In answering these questions, it must be said first of all that inasmuch as Freud does accept a norm he does not seek it in a social consensus any more than he reduces perversion to a deviant path in contrast to the dominant tendency of the social group: homosexuality is not considered abnormal because it is condemned, nor does it cease to be a perversion in those societies where it is very widespread and accepted.

Is it then the establishment of the genital organisation that institutes the norm in that it unifies sexuality and subordinates partial sexual activities to the genital act, so that the former are relegated to a preparatory role vis-a-vis the latter? This is the explicit thesis of the Three Essays, and Freud never completely abandoned this view, even after the discovery of the successive pregenital 'organisations' had had the effect of narrowing the rift between infantile and adult sexuality; indeed, Freud writes that 'the complete organisation is only achieved [in the] genital phase' (3a).

It is nonetheless reasonable to ask whether it is merely its unifying character—its force as a 'totality' as opposed to the 'component' instincts—that confers a normative role upon genitality. Numerous perversions, such as fetishism, most forms of homosexuality and even incest when it is actually practised, presuppose an organisation dominated by the genital zone. This surely suggests that the norm should be sought elsewhere than in genital functioning itself. It is worth recalling that the transition to the complete genital organisation implies for Freud that the Oedipus complex has been transcended, the castration complex assumed and the prohibition on incest accepted. Moreover, Freud's Phallic Stage (or Phase) last researches on perversion show how fetishism is bound up with the 'disavowal' of castration.

V. In a famous formulation, Freud connects and contrasts neurosis and perversion: 'Neuroses are the negative of perversions' (2f). This dictum is too often given in an inverted form: perversion is described as the negative of neurosis; this amounts to treating perversion as the brute, non-repressed manifestation of infantile sexuality. In point of fact, the researches of Freud and the psycho-analysts on the perversions reveal that they are highly differentiated conditions. Of course, Freud does often contrast them with the neuroses in so far as, in the case of perversions, the mechanism of repression is absent; but at the same time he is at pains to show that other forms of defence come into operation here. His last works, especially those on fetishism (3b, 4), emphasise the complexity of these defences: disavowal of reality, splitting (Spaltung) of the ego, etc.; these are mechanisms, moreover, bearing significant resemblance to those found in psychosis. L

(1) Cf. BARDENAT, C., article on 'Perversions' in POROT, A. Manue/ alphab~iq~'e de

psychiatrie (Paris: P.U.F., 1960).

(2) FREUD, S. Three Essays on the Theory of Sexua/ity (1905d): a) G.W., V, 33; S.E., VII,

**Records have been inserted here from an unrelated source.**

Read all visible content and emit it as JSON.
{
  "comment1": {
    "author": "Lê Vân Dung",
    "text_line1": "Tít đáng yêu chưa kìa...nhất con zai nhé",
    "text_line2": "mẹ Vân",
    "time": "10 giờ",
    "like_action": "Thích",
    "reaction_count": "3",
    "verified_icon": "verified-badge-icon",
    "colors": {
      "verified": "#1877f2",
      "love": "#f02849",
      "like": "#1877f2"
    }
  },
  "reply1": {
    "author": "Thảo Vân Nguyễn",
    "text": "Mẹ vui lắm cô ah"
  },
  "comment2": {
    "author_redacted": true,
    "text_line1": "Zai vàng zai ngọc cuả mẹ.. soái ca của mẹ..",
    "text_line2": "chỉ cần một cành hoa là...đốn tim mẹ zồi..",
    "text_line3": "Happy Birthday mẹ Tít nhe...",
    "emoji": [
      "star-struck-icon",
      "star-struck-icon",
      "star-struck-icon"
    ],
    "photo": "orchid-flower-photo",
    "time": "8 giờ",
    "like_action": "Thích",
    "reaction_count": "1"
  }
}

135.b)G.W.,V,71;S.E.,VII,171.c)G.W.,V,44,n.1;S.E.,VII,144,n.1.d)G.W.,V,44,

n. 1- S.E., VII, 144, n. 1. e) Cf. G.W., V, 113-14; S.E., VII, 211-12. f) G.W., V, 65 and 132;

S.E., VII, 165 and 231. ' _

(3) FREUD, S. An Out/ine of Psycho-Analysis (1940a [1938]): a) G.W., XVII, 77; S.E., ';'

XXIII, 155. b) Cf. G.W., XVII, 133-35; S.E., XXIII, 202~. j ~

(4) Cf. FREUD, S. 'Splitting of the Ego in the Process of Defence' (1940e [1938]), G.W., _

XVII,59-62;S.E.,XXIII,275-78.